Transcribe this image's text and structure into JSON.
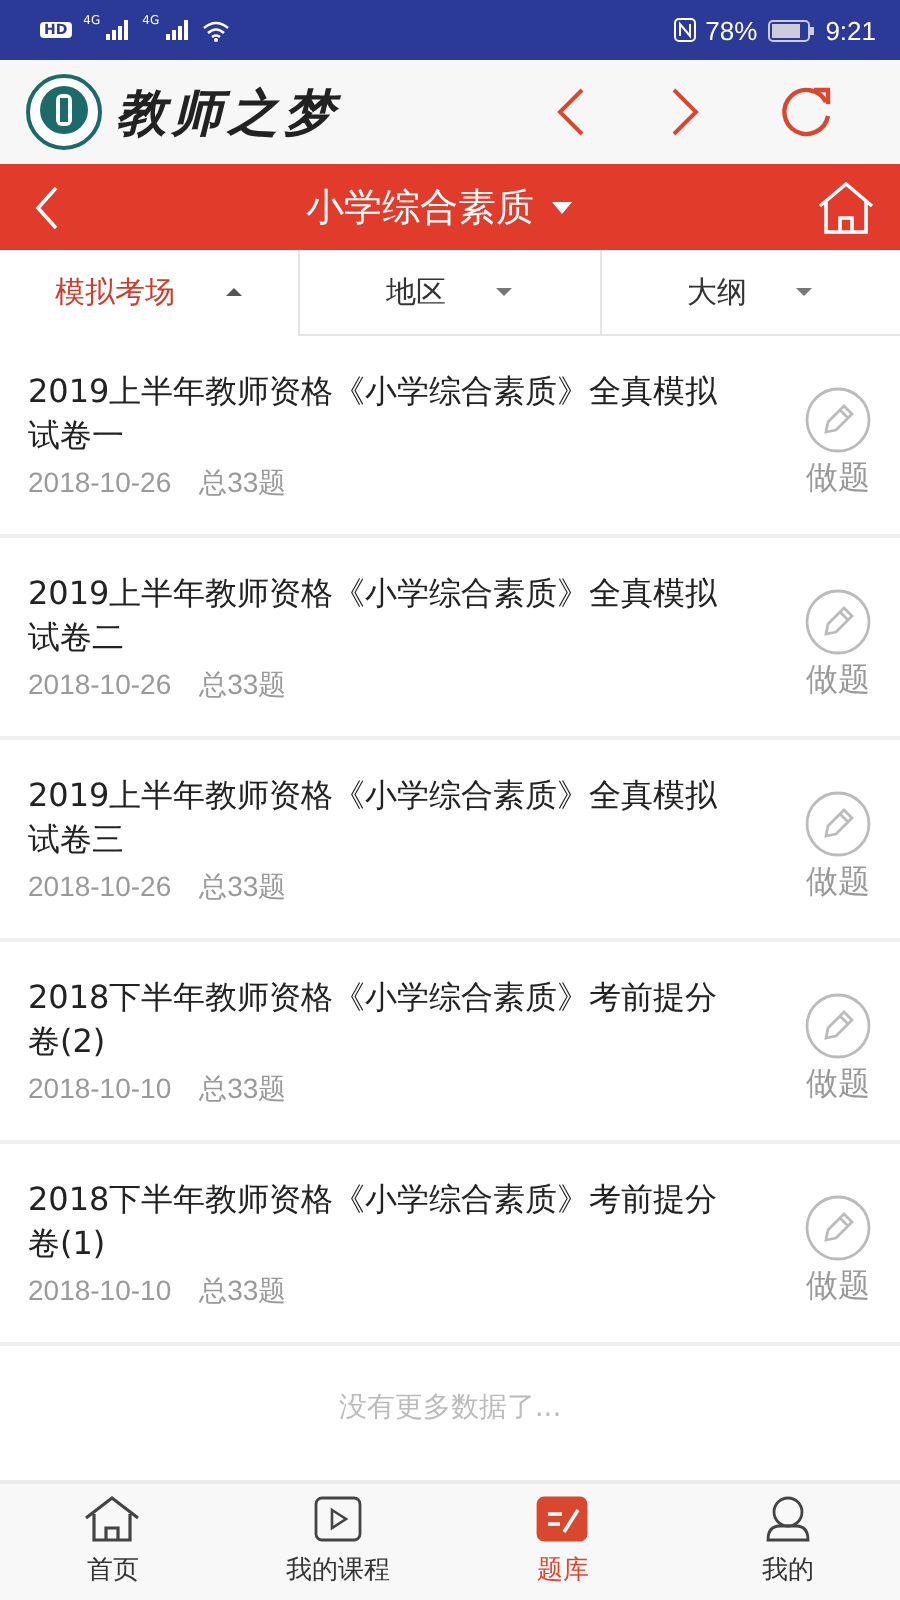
{
  "status_bar": {
    "badge": "HD",
    "networks": [
      "4G",
      "4G"
    ],
    "battery": "78%",
    "time": "9:21"
  },
  "header": {
    "logo_text": "教师之梦"
  },
  "title_bar": {
    "title": "小学综合素质"
  },
  "filters": [
    {
      "label": "模拟考场",
      "selected": true,
      "expanded": true
    },
    {
      "label": "地区",
      "selected": false,
      "expanded": false
    },
    {
      "label": "大纲",
      "selected": false,
      "expanded": false
    }
  ],
  "papers": [
    {
      "title": "2019上半年教师资格《小学综合素质》全真模拟试卷一",
      "date": "2018-10-26",
      "count": "总33题",
      "action": "做题"
    },
    {
      "title": "2019上半年教师资格《小学综合素质》全真模拟试卷二",
      "date": "2018-10-26",
      "count": "总33题",
      "action": "做题"
    },
    {
      "title": "2019上半年教师资格《小学综合素质》全真模拟试卷三",
      "date": "2018-10-26",
      "count": "总33题",
      "action": "做题"
    },
    {
      "title": "2018下半年教师资格《小学综合素质》考前提分卷(2)",
      "date": "2018-10-10",
      "count": "总33题",
      "action": "做题"
    },
    {
      "title": "2018下半年教师资格《小学综合素质》考前提分卷(1)",
      "date": "2018-10-10",
      "count": "总33题",
      "action": "做题"
    }
  ],
  "end_note": "没有更多数据了...",
  "nav": [
    {
      "kind": "home",
      "label": "首页",
      "selected": false
    },
    {
      "kind": "course",
      "label": "我的课程",
      "selected": false
    },
    {
      "kind": "bank",
      "label": "题库",
      "selected": true
    },
    {
      "kind": "me",
      "label": "我的",
      "selected": false
    }
  ]
}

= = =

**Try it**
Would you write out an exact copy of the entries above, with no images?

**Exercise solution**
Transcribe this image's text and structure into JSON.
{
  "status_bar": {
    "badge": "HD",
    "networks": [
      "4G",
      "4G"
    ],
    "battery": "78%",
    "time": "9:21"
  },
  "header": {
    "logo_text": "教师之梦"
  },
  "title_bar": {
    "title": "小学综合素质"
  },
  "filters": [
    {
      "label": "模拟考场",
      "selected": true,
      "expanded": true
    },
    {
      "label": "地区",
      "selected": false,
      "expanded": false
    },
    {
      "label": "大纲",
      "selected": false,
      "expanded": false
    }
  ],
  "papers": [
    {
      "title": "2019上半年教师资格《小学综合素质》全真模拟试卷一",
      "date": "2018-10-26",
      "count": "总33题",
      "action": "做题"
    },
    {
      "title": "2019上半年教师资格《小学综合素质》全真模拟试卷二",
      "date": "2018-10-26",
      "count": "总33题",
      "action": "做题"
    },
    {
      "title": "2019上半年教师资格《小学综合素质》全真模拟试卷三",
      "date": "2018-10-26",
      "count": "总33题",
      "action": "做题"
    },
    {
      "title": "2018下半年教师资格《小学综合素质》考前提分卷(2)",
      "date": "2018-10-10",
      "count": "总33题",
      "action": "做题"
    },
    {
      "title": "2018下半年教师资格《小学综合素质》考前提分卷(1)",
      "date": "2018-10-10",
      "count": "总33题",
      "action": "做题"
    }
  ],
  "end_note": "没有更多数据了...",
  "nav": [
    {
      "kind": "home",
      "label": "首页",
      "selected": false
    },
    {
      "kind": "course",
      "label": "我的课程",
      "selected": false
    },
    {
      "kind": "bank",
      "label": "题库",
      "selected": true
    },
    {
      "kind": "me",
      "label": "我的",
      "selected": false
    }
  ]
}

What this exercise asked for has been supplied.